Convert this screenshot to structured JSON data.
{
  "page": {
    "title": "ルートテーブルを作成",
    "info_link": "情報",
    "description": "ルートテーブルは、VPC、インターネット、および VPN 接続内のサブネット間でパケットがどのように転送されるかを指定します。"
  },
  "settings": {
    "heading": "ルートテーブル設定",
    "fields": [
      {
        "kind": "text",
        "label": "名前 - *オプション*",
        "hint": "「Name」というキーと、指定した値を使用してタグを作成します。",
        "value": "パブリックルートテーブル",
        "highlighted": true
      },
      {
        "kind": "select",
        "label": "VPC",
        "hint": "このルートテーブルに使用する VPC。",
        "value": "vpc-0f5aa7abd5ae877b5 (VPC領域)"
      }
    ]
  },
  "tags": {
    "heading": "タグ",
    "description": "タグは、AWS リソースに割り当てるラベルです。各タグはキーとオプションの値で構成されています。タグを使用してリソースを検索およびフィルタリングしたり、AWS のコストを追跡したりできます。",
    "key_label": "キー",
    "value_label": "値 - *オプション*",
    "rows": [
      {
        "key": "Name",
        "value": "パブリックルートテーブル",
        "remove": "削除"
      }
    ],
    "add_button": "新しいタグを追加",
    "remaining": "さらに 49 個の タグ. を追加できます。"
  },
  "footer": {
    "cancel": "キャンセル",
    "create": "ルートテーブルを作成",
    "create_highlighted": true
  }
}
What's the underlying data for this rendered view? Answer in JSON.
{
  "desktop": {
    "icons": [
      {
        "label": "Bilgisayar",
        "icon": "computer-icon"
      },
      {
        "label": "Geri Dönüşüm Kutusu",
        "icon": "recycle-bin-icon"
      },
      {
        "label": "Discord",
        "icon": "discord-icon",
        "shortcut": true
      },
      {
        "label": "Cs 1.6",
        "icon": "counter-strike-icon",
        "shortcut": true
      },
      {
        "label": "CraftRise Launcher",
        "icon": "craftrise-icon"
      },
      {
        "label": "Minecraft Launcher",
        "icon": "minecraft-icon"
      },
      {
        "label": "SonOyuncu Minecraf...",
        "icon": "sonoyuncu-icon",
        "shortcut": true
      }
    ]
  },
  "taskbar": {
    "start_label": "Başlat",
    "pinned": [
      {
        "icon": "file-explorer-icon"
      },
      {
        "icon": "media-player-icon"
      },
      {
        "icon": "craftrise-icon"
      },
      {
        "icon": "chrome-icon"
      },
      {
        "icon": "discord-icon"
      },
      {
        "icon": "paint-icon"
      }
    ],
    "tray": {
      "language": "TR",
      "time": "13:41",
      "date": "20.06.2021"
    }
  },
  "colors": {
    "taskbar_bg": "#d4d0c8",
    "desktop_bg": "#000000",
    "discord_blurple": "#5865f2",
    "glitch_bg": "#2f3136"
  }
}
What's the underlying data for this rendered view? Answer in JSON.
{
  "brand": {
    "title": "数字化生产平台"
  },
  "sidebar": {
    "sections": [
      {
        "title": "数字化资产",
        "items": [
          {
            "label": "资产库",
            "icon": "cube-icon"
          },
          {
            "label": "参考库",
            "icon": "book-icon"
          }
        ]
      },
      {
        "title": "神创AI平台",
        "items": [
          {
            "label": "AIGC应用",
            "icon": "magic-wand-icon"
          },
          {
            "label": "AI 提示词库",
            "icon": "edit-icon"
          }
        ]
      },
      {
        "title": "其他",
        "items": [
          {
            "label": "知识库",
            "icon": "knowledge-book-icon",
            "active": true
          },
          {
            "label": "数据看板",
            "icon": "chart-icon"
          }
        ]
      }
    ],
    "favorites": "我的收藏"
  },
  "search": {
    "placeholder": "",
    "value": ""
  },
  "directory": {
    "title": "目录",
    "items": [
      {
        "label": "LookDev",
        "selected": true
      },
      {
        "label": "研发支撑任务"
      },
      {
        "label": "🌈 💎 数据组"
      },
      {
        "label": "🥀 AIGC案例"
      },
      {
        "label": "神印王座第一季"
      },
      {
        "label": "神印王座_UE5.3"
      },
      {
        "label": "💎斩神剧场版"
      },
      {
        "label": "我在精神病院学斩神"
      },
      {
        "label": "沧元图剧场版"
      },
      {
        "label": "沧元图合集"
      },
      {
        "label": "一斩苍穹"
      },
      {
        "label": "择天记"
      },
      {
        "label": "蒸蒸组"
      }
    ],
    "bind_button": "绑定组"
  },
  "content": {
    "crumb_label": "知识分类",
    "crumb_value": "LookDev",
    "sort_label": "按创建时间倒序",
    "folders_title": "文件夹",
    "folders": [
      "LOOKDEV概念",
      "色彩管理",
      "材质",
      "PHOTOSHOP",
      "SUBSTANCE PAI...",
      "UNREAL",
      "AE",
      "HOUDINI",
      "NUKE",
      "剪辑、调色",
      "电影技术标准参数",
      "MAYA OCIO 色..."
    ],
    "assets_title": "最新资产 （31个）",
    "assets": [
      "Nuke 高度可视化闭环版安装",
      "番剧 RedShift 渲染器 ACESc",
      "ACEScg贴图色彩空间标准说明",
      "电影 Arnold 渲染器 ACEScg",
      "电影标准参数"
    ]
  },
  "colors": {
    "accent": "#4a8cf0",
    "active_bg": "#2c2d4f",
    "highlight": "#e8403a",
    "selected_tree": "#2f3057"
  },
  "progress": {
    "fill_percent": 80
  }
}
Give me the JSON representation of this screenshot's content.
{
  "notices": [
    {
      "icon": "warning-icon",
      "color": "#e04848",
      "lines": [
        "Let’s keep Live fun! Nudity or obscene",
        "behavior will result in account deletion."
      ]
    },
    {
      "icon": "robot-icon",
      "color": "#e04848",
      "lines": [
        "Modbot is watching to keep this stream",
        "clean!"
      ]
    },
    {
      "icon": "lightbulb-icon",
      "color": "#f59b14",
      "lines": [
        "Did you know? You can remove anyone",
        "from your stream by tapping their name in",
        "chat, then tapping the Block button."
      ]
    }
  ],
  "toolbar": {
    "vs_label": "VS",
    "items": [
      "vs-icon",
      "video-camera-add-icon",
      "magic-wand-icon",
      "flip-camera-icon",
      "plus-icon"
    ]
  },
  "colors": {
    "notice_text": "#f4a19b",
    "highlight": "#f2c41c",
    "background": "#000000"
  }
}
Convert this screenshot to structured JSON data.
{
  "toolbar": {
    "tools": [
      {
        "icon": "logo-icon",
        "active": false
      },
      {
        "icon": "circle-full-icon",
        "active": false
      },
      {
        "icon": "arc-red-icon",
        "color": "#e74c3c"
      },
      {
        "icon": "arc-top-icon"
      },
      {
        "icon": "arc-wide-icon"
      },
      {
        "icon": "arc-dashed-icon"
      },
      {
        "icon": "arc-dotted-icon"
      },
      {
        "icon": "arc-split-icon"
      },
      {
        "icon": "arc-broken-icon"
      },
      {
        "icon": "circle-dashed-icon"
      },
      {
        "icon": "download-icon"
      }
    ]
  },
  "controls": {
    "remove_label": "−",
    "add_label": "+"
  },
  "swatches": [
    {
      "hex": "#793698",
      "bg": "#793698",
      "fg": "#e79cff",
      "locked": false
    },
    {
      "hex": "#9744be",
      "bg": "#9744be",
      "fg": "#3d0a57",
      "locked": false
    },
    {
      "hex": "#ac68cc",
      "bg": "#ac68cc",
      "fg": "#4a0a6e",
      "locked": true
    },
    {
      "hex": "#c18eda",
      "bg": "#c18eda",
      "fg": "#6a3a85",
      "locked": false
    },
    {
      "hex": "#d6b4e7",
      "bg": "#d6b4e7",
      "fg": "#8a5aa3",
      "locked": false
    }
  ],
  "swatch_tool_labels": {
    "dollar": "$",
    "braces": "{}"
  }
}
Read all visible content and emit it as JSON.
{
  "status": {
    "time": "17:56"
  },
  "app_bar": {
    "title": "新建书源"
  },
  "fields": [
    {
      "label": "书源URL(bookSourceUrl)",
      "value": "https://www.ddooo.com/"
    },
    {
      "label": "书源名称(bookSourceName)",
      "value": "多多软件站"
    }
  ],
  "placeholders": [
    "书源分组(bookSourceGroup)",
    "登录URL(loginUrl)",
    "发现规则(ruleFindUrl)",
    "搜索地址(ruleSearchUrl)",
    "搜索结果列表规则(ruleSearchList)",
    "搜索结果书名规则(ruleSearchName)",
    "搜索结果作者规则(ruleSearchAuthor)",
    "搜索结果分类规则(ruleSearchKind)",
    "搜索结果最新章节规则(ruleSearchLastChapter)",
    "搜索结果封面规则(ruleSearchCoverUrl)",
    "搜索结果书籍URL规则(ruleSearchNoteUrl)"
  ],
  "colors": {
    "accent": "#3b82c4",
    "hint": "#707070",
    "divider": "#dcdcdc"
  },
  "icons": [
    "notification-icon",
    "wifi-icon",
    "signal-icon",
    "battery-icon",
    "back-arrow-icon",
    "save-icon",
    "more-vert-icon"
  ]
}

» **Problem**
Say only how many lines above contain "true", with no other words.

» **Task answer**
8